This year's college acceptance rates shocked the world. Top colleges, such as Harvard, Stanford, and Penn, admitted a record-low number of students. If the trend continues, colleges will soon be reporting acceptance rates at 3%--or even lower!
Unfortunately, during this same year, high schools continued to cut vital college counselors and students across the country reported being confused by application requirements. As top colleges continue to distinguish themselves, the process is likely to keep growing in complexity--leaving students without access to expert help at a disadvantage when applying to top colleges.
To combat this growing complexity, The Ivy Dean launched the first-ever series of online college admissions classes. These classes, led by the former Dean of Admissions at Columbia and Harvard, teach students how to prepare their college applications, develop a strong strategy, write successful essays, and submit captivating supplemental materials. In the class, students work through each step of their college applications with useful insights, tools, and guides--finishing the class with compelling college applications more likely to catch the attention of top colleges.
The greatest advantage for students is finding accurate answers to their admissions questions, such as what are colleges looking for in an applicant? How can I stand out from other talented students? What should I include in my essays? Do letters of recommendation matter? Should I accept a college's offer to interview? And many, many other questions important to a student's college success.
The Ivy Dean has helped hundreds of students get accepted to top, selective colleges each year, and now strives to bring their proven process to all students across the country.

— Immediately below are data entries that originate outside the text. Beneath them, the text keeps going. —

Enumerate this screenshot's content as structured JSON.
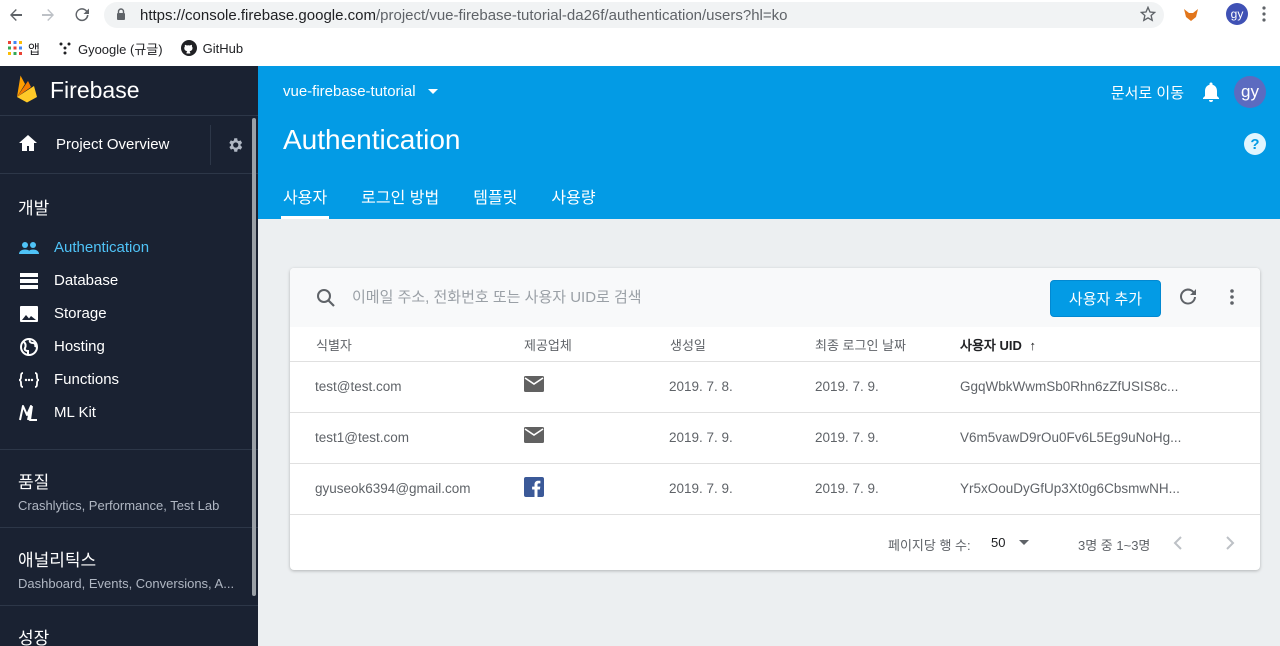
{
  "browser": {
    "url_host": "https://console.firebase.google.com",
    "url_path": "/project/vue-firebase-tutorial-da26f/authentication/users?hl=ko",
    "bookmarks": [
      {
        "label": "앱",
        "icon": "apps-grid-icon"
      },
      {
        "label": "Gyoogle (규글)",
        "icon": "blog-icon"
      },
      {
        "label": "GitHub",
        "icon": "github-icon"
      }
    ],
    "profile_initials": "gy"
  },
  "sidebar": {
    "brand": "Firebase",
    "overview": "Project Overview",
    "section_develop": "개발",
    "items": [
      {
        "label": "Authentication",
        "icon": "people-icon",
        "active": true
      },
      {
        "label": "Database",
        "icon": "database-icon",
        "active": false
      },
      {
        "label": "Storage",
        "icon": "image-icon",
        "active": false
      },
      {
        "label": "Hosting",
        "icon": "globe-icon",
        "active": false
      },
      {
        "label": "Functions",
        "icon": "functions-icon",
        "active": false
      },
      {
        "label": "ML Kit",
        "icon": "ml-kit-icon",
        "active": false
      }
    ],
    "groups": [
      {
        "title": "품질",
        "subtitle": "Crashlytics, Performance, Test Lab"
      },
      {
        "title": "애널리틱스",
        "subtitle": "Dashboard, Events, Conversions, A..."
      },
      {
        "title": "성장",
        "subtitle": ""
      }
    ]
  },
  "header": {
    "project": "vue-firebase-tutorial",
    "docs_link": "문서로 이동",
    "avatar": "gy",
    "title": "Authentication",
    "tabs": [
      "사용자",
      "로그인 방법",
      "템플릿",
      "사용량"
    ]
  },
  "users": {
    "search_placeholder": "이메일 주소, 전화번호 또는 사용자 UID로 검색",
    "add_button": "사용자 추가",
    "columns": [
      "식별자",
      "제공업체",
      "생성일",
      "최종 로그인 날짜",
      "사용자 UID"
    ],
    "sort_arrow": "↑",
    "rows": [
      {
        "id": "test@test.com",
        "provider": "email",
        "created": "2019. 7. 8.",
        "last_login": "2019. 7. 9.",
        "uid": "GgqWbkWwmSb0Rhn6zZfUSIS8c..."
      },
      {
        "id": "test1@test.com",
        "provider": "email",
        "created": "2019. 7. 9.",
        "last_login": "2019. 7. 9.",
        "uid": "V6m5vawD9rOu0Fv6L5Eg9uNoHg..."
      },
      {
        "id": "gyuseok6394@gmail.com",
        "provider": "facebook",
        "created": "2019. 7. 9.",
        "last_login": "2019. 7. 9.",
        "uid": "Yr5xOouDyGfUp3Xt0g6CbsmwNH..."
      }
    ],
    "rows_per_page_label": "페이지당 행 수:",
    "rows_per_page": "50",
    "range": "3명 중 1~3명"
  },
  "colors": {
    "header_bg": "#039be5",
    "sidebar_bg": "#1a2232",
    "active_item": "#4fc3f7",
    "facebook": "#3b5998"
  }
}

Regardless of a student's location, they will have access to expert advice and tools.
Students, families and schools can learn more about these online college admissions classes here.

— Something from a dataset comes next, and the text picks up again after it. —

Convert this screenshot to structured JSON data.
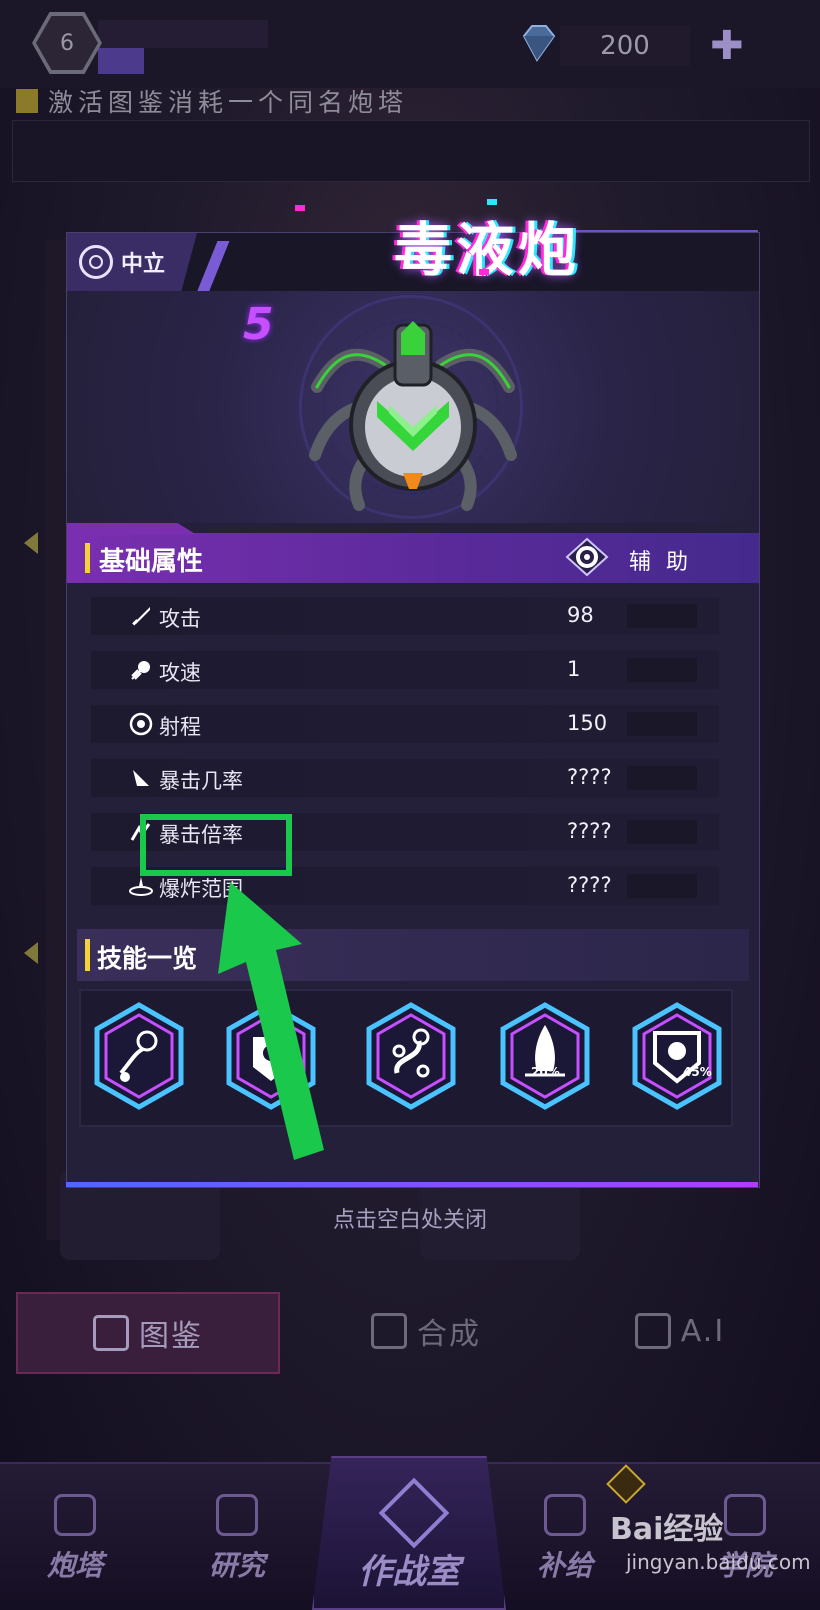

Chase Staub is affiliated with The Ivy Dean, an independent college admissions counseling firm.